Utilize Natural Fertilizers: Explore the use of natural or organic fertilizers to promote healthy plant growth without harming the environment. There are several options available, including compost tea, seaweed extract, and bone meal, among others. Consider the specific nutrient requirements of your plants and choose fertilizers that align with their needs. Remember to apply fertilizers in moderation, as excessive use can lead to nutrient imbalances or water pollution.

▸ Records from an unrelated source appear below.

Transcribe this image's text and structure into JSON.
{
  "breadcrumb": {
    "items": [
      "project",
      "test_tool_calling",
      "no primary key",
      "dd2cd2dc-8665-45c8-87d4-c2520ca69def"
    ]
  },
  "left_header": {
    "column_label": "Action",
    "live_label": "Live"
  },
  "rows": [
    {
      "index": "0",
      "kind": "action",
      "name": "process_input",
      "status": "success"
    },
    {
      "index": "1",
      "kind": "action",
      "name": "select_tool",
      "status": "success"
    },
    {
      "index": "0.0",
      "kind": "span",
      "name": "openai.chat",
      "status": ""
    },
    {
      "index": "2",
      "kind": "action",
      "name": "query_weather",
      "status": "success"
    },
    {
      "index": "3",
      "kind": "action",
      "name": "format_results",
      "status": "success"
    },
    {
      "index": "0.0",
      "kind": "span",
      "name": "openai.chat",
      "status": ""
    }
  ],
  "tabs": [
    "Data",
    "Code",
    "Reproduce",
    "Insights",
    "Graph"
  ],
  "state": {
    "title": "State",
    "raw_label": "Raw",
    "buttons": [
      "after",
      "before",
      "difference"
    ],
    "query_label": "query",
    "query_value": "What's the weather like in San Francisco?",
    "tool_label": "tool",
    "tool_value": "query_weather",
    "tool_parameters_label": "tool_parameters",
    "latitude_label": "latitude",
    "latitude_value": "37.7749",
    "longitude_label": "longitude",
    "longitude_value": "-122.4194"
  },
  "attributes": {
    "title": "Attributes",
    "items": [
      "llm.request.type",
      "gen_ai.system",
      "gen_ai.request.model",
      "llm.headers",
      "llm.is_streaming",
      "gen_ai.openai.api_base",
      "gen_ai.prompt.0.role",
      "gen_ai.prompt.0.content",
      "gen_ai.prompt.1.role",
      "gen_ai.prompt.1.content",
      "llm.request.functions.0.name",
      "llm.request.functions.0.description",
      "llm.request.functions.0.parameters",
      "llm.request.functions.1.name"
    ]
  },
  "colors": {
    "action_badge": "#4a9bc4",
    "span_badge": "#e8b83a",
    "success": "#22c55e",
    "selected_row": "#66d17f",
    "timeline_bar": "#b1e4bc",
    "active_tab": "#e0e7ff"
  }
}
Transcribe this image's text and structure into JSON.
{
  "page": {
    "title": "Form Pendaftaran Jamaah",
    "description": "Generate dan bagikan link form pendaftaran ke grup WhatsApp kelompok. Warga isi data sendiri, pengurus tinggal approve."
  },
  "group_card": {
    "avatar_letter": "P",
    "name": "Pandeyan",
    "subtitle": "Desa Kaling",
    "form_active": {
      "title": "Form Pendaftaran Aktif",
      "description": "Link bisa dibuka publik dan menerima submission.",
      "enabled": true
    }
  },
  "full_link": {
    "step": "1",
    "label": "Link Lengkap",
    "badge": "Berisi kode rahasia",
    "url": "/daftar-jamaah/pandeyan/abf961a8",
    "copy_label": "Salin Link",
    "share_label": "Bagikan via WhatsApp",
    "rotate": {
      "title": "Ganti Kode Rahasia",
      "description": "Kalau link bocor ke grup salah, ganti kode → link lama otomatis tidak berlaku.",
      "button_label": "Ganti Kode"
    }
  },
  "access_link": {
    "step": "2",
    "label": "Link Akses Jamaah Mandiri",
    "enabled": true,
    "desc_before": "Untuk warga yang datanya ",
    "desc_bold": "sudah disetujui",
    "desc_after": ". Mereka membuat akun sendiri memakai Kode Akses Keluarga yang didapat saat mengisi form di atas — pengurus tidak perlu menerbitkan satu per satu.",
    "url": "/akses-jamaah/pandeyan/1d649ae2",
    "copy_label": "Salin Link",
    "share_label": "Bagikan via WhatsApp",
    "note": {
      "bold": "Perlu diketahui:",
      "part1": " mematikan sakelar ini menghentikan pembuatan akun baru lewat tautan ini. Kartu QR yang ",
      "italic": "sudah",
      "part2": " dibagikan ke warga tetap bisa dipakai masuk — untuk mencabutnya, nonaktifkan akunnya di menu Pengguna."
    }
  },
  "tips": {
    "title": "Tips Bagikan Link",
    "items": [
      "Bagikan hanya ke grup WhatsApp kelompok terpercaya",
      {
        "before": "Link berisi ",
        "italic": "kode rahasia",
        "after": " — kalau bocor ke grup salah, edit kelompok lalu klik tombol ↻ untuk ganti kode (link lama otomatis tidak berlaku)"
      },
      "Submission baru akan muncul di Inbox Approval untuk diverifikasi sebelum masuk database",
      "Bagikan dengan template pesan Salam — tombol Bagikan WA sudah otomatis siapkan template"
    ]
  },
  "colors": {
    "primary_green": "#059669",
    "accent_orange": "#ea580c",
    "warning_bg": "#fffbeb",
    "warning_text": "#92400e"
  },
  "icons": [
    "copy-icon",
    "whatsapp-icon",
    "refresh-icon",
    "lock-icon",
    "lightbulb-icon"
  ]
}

Remember, adopting sustainable practices in your garden not only benefits your plants but also contributes to the overall health of our planet. By following these best practices for green gardeners, you can unlock the power of organic soils and fertilizers, creating a thriving and environmentally-friendly garden space.